Views expressed in opinion columns are the author's own.

When individuals make decisions, they often look at what option gives them the best payoff. Policymakers also look at the direct impacts of policies and the intended beneficiaries. However, that often means neglecting the unforeseen consequences of such policies.

There is a famous mathematical construct called "chaos theory," which tries to explain complex, often seemingly random patterns in the world. Part of the theory says that a small initial action could have larger consequences later. This is best known as the butterfly effect, referencing the possibility of a butterfly flapping its wing on one side of the earth causing a hurricane on the other.

Looking at decisions through this lens and actively studying long-term impacts can help us anticipate both the obvious and otherwise unforeseen consequences of policies. While it may seem counterintuitive that chaos theory would help us make better decisions and build comprehensive policies, it's not difficult to find real-life examples of how understanding the theory can help us solve big problems.

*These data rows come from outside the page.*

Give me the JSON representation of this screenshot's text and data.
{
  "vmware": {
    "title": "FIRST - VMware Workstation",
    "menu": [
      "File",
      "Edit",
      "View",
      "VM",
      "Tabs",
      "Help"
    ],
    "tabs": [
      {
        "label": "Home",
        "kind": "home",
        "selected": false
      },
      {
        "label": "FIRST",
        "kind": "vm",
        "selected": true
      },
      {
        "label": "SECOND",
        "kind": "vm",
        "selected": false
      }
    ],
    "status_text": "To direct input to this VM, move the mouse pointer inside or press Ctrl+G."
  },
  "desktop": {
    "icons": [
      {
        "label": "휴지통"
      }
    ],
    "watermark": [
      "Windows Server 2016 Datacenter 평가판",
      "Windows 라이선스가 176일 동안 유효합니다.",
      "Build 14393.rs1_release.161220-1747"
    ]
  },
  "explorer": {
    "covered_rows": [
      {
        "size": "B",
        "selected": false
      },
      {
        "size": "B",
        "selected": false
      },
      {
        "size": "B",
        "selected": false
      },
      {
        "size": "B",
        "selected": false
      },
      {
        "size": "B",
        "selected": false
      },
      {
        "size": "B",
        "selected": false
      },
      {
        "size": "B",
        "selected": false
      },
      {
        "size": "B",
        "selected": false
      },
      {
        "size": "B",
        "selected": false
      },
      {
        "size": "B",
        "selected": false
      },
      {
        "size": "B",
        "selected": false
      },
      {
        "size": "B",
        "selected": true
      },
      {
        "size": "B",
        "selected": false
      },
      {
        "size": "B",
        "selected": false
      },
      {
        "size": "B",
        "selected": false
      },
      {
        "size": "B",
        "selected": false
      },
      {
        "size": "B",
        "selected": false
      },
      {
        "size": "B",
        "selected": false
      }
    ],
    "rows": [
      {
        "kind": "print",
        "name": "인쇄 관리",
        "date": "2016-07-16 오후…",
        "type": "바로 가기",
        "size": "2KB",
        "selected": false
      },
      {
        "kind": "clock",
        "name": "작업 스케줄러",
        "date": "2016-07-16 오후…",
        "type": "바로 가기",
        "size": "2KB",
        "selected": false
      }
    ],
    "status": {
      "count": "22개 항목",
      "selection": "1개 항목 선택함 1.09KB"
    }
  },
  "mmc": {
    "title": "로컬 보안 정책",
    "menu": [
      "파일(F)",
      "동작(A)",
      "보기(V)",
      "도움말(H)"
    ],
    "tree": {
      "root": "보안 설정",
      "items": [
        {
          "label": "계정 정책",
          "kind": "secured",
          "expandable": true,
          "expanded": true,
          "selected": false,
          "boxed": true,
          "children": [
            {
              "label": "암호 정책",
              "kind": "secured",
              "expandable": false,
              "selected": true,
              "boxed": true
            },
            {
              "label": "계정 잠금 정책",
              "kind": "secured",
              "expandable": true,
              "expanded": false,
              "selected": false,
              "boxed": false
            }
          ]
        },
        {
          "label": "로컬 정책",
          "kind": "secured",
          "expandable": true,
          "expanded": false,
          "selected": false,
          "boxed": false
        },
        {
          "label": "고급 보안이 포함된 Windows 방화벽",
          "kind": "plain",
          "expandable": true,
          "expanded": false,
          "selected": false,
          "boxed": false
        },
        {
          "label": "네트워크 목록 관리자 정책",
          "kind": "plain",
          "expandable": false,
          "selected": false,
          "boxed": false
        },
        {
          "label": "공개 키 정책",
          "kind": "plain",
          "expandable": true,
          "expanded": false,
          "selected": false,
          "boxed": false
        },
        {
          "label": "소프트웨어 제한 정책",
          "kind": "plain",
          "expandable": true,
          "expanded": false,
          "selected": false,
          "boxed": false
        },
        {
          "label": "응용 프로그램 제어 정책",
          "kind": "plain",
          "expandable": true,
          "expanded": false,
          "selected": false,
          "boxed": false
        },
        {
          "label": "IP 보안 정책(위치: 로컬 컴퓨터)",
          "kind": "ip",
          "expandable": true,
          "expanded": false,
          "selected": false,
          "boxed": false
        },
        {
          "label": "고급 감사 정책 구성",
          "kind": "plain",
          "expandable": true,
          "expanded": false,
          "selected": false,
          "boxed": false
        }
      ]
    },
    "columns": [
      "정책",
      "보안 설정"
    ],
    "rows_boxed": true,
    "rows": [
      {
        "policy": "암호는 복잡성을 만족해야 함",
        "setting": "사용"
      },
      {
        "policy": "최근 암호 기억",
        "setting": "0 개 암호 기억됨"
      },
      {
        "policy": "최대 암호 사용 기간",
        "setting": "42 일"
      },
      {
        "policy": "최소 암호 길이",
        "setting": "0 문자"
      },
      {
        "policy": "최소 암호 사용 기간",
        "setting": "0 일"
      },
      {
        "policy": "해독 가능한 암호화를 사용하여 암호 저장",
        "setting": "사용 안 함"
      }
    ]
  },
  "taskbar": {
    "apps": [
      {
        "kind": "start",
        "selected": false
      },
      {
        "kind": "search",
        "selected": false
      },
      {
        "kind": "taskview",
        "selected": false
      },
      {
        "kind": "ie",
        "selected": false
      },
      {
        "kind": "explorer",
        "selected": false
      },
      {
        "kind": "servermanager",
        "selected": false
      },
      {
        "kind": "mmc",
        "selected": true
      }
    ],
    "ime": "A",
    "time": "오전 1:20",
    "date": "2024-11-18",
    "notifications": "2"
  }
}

One prime example is climate change, which has many obvious consequences: natural disasters and floods, extreme weather and drought. But most people would not realize how climate change exacerbates conflicts around the world. Some experts have predicted an increase in violent conflict around the world because of climate change. Whether it's a longer drought, lower crop productivity or a natural disaster devastating the local economy, climate change can have a serious impact on the onset and severity of a conflict.

It would be an oversimplification to think climate change is the only cause, or even a primary cause of conflict — as some might claim to be the case in Syria. Yet many political and economic issues intersect with climate change. For example, if there is a drought in one area, the natives will move to a non-stricken area, causing an influx of migrants of a different ethnic background than their new home.

Without advanced planning, such a dynamic would be ripe for conflict. Even U.S. Agency for International Development has contingency plans for how climate change can disrupt peacebuilding efforts. This a good example of how analyzing the problem through a lens of chaos theory can help us see the whole issue and all of its effects.

We can also use chaos theory to explore policy solutions to climate change. There are the obvious options, such as divestment and subsidies. The University of Maryland has already divested from fossil fuels, and the state of Maryland banned the practice of fracking. These policy solutions are the obvious ones, but once again, it is important to be aware of chaos theory in determining their effect.

Policies aimed at tackling climate change could dramatically increase the price of energy and further the movement of business and industry to developing countries. Furthermore, applying strict climate standards to the entire world will disadvantage growing economies that rely on cheap energy, helping perpetuate global inequality.

These are just a few of the consequences of such policies. After actively studying those unintended consequences, we can alter the policies as needed. We can moderate them and create more sensical guidelines like taxes on gas and oil to fund clean energy subsidies.

This practice can be used on the national scale and on the individual scale. But the next time we make a decision, let's think about all the different impacts of that decision. In this way, we can make more sensitive and thoughtful policies rather than rash and easy ones with poor consequences for others.

Moshe Klein is a senior government and politics major. He can be reached at mosheylklein@gmail.com.